According to this op-ed piece from written by David Kopel and Joseph Greenlee, the subterfuge and tricky wording of modern gun control laws that appear to be minor concessions or reasonable requirements for permitting or gun registration go all the way back to the Civil War.

One month after the Confederacy surrendered to the Union in 1865, the story says Frederick Douglass urged federal action to stop state and local infringement of the right to bear arms. Douglass said that until such a thing was accomplished, “the work of the abolitionists is not finished.”

The story says that, according to the Special report of the Paris Anti-Slavery Conference of 1867, freedmen in some southern states “were forbidden to own or bear firearms, and thus were rendered defenseless against assault.”

Black residents could therefore easily be controlled through threats of violence and violent acts, against which they had no viable defense.

These laws were nixed by Congress through several pieces of legislation passed in the late 1800s and the 14th Amendment, ratified in 1868, which made the Second Amendment applicable to all states.

So, to get around all that, some southern states passed laws that, on the surface, had nothing to do with freed slaves owning firearms—but that’s precisely what they were about. Sound familiar?

From the story:

“Because of the 14th Amendment, gun control laws now had to be racially neutral. But states quickly learned to draft neutrally-worded laws for discriminatory application. Tennessee and Arkansas prohibited handguns that freedmen could afford, while allowing expensive ‘Army & Navy’ handguns, which ex-Confederate officers already owned.”

“The South Carolina law against concealed carry put blacks in chain gangs (if they violated it), but whites only paid a small fine, if anything. In the early 20th century, such laws began to spread beyond the ex-Confederacy. An Ohio Supreme Court Justice acknowledged that such statutes reflected ‘a decisive purpose to entirely disarm the Negro.’”

When lynchings increased in the 1880s, many black Americans in southern states were encouraged to buy rifles to defend themselves, the story says.

These are some of the faces behind a growing segment of gun owners who say they just want to protect their homes, families, and their own lives.

Black Female Gun Owners in America

Ida B. Wells, a journalist of the era, wrote in a widely circulated pamphlet Southern Horrors about cases in Kentucky and Florida “where the men armed themselves” and fended off lynch mobs. “The lesson this teaches,” Wells wrote, “is that a Winchester rifle should have a place of honor in every black home, and it should be used for that protection which the law refuses to give.”

After that, the Florida state legislature enacted a law requiring a license to possess “a pistol, Winchester rifle or other repeating rifle.”

The story says a Supreme Court Justice in Florida later said of the law: “The Act was passed for the purpose of disarming the negro laborers” and “was never intended to apply to the white population and in practice has never been so applied.”

There have been a number of instances where minorities have used firearms to defend themselves and their communities against racist attacks, including during government-ordered riots that claimed hundreds of lives in the early 1900s, the story says.
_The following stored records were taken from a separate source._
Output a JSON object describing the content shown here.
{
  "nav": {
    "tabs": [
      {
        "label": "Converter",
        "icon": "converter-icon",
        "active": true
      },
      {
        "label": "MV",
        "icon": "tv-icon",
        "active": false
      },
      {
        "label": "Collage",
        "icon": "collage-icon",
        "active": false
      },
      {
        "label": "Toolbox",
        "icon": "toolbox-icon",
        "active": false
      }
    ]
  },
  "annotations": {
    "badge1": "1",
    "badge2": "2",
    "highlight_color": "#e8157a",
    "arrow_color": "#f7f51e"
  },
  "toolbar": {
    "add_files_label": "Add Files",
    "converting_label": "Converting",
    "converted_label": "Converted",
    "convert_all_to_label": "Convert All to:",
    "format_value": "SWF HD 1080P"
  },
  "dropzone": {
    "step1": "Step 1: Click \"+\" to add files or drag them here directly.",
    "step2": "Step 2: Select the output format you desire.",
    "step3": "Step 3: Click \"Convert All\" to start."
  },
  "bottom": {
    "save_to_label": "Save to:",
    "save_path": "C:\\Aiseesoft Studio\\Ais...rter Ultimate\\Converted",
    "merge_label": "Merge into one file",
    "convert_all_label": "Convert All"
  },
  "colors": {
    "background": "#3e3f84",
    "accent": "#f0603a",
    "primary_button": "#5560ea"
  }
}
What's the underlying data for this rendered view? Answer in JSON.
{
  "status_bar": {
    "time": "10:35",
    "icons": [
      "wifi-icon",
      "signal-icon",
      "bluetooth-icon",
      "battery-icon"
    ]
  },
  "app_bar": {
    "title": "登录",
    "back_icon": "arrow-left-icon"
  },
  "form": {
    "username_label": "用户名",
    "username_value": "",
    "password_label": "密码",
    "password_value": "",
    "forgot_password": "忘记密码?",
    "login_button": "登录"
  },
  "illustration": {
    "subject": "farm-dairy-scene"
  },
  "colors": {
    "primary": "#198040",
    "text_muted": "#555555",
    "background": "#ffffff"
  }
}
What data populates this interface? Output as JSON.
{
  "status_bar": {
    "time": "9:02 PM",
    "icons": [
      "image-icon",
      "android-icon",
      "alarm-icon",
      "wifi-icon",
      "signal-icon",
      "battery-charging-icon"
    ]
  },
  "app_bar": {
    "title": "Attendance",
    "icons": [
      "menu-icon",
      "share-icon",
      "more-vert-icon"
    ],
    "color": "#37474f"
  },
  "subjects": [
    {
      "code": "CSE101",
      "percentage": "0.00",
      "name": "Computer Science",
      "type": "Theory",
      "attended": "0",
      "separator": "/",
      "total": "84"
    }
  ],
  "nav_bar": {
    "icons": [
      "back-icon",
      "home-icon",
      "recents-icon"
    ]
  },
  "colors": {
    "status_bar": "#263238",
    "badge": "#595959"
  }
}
When the Ku Klux Klan targeted the Lumbee Indians in North Carolina in 1958 because of their “race mixing,” the Lumbee drove off the Klan in an armed confrontation known as the Battle of Hayes Pond.

In more modern times, former Secretary of State Condoleezza Rice became a self-described “Second Amendment absolutist,” because of her experiences growing up in Birmingham, Alabama. She once recalled the bombings that occurred in the summer of 1963 and how her father helped guard the streets at night, the story says. She argued that if civil rights wokers’ guns had been registered, they could have been confiscated, leaving the community defenseless.

In 2010, Justice Clarence Thomas wrote that the right to bear arms is not only necessary to guard against a potentially hostile government, but also to serve as the last line of defense when the government fails to secure public safety. He was referencing present-day Chicago.

From the story:

“Self-defense is an inherent human right. The 14th Amendment is America’s promise that no law-abiding person will be deprived of that right, regardless of color.”